*** Begin section ***
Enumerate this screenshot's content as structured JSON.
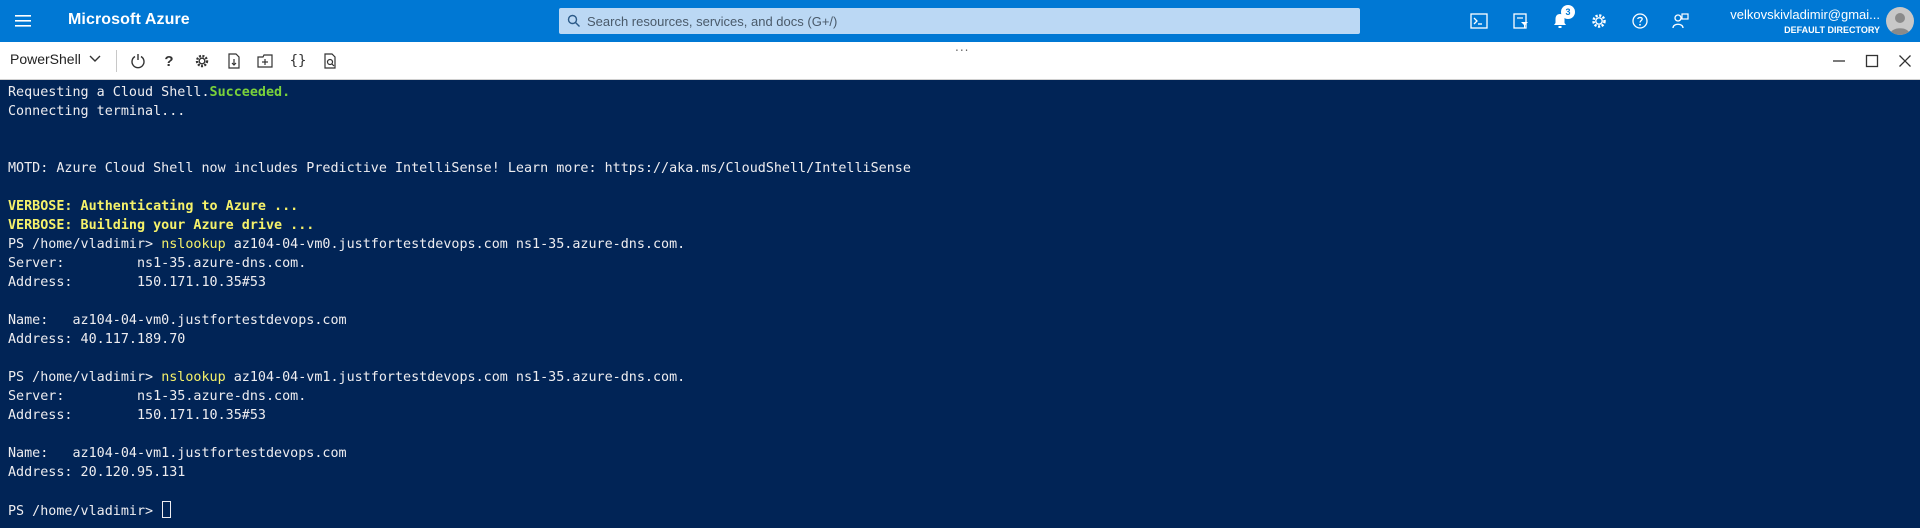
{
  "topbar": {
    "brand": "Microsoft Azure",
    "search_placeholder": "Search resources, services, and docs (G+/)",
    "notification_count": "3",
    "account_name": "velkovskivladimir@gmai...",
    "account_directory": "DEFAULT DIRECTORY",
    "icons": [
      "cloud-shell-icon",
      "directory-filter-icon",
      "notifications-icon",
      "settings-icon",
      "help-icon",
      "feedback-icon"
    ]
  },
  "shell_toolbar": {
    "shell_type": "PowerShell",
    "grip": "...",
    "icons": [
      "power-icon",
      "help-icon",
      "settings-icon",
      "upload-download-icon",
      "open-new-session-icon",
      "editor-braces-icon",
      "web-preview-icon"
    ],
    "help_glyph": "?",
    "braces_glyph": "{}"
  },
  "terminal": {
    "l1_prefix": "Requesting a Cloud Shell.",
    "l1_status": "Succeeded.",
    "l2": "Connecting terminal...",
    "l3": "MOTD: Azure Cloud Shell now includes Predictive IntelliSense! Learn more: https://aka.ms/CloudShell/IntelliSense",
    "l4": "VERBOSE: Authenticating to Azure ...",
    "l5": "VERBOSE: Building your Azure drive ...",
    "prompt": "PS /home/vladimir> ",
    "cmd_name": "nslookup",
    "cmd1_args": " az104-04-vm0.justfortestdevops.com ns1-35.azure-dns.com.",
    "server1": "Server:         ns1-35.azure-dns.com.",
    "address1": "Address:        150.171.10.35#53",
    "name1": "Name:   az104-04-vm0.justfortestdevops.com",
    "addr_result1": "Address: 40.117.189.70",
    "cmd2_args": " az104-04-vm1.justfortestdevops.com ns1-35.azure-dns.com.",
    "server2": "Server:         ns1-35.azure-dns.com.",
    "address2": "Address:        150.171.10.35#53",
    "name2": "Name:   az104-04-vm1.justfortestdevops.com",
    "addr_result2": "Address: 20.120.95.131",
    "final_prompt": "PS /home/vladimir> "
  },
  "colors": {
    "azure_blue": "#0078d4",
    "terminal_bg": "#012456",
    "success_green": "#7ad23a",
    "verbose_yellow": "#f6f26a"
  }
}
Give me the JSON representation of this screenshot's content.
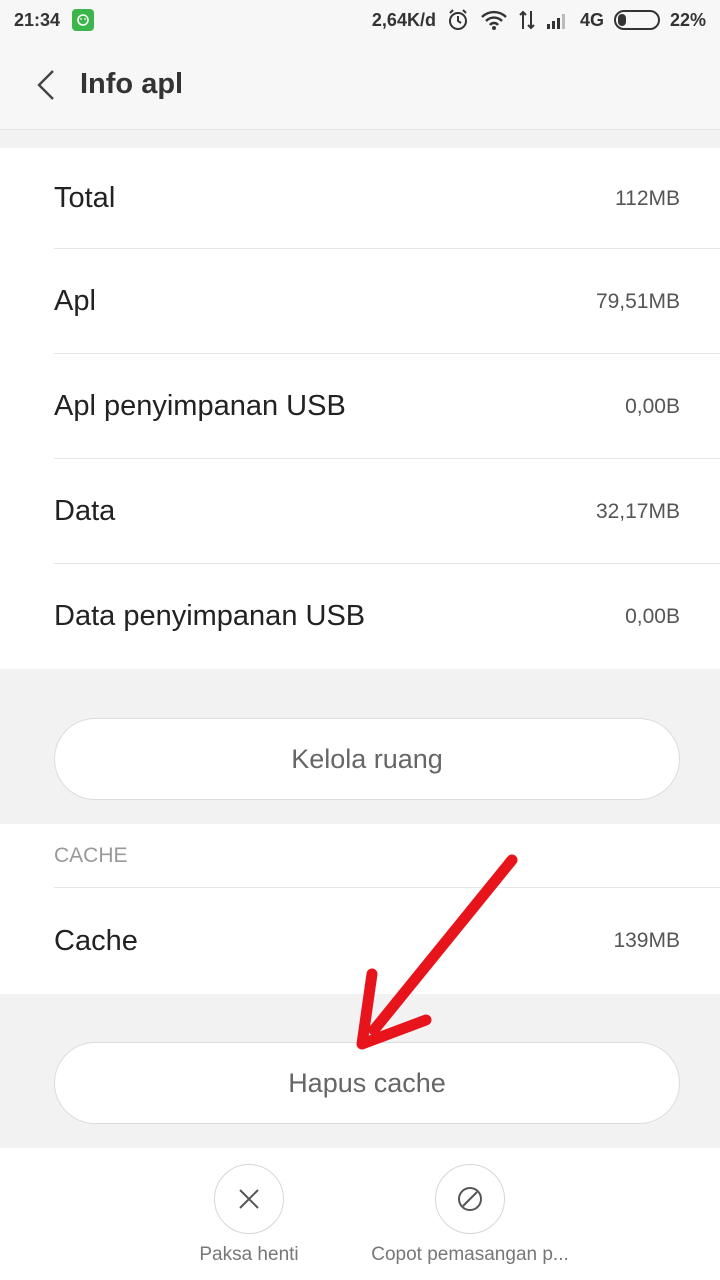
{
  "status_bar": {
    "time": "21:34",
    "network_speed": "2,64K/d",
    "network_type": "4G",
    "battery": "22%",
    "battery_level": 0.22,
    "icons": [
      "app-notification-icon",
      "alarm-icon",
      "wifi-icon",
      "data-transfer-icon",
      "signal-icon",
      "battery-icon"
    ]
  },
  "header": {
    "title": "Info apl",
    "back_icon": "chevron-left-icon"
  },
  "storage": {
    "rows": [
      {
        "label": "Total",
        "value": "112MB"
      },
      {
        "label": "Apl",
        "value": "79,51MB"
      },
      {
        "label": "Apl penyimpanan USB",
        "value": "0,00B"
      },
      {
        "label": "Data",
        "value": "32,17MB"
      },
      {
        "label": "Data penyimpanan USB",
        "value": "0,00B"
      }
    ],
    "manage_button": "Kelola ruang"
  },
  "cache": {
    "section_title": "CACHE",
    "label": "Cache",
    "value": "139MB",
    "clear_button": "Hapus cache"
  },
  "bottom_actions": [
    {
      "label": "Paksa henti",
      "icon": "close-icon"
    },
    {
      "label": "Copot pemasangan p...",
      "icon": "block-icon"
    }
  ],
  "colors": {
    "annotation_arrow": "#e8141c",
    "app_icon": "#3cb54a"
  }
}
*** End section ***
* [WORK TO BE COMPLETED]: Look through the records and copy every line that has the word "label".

* [RESPONSE BOX]:
        "label": "Total",
        "label": "Apl",
        "label": "Apl penyimpanan USB",
        "label": "Data",
        "label": "Data penyimpanan USB",
    "label": "Cache",
      "label": "Paksa henti",
      "label": "Copot pemasangan p...",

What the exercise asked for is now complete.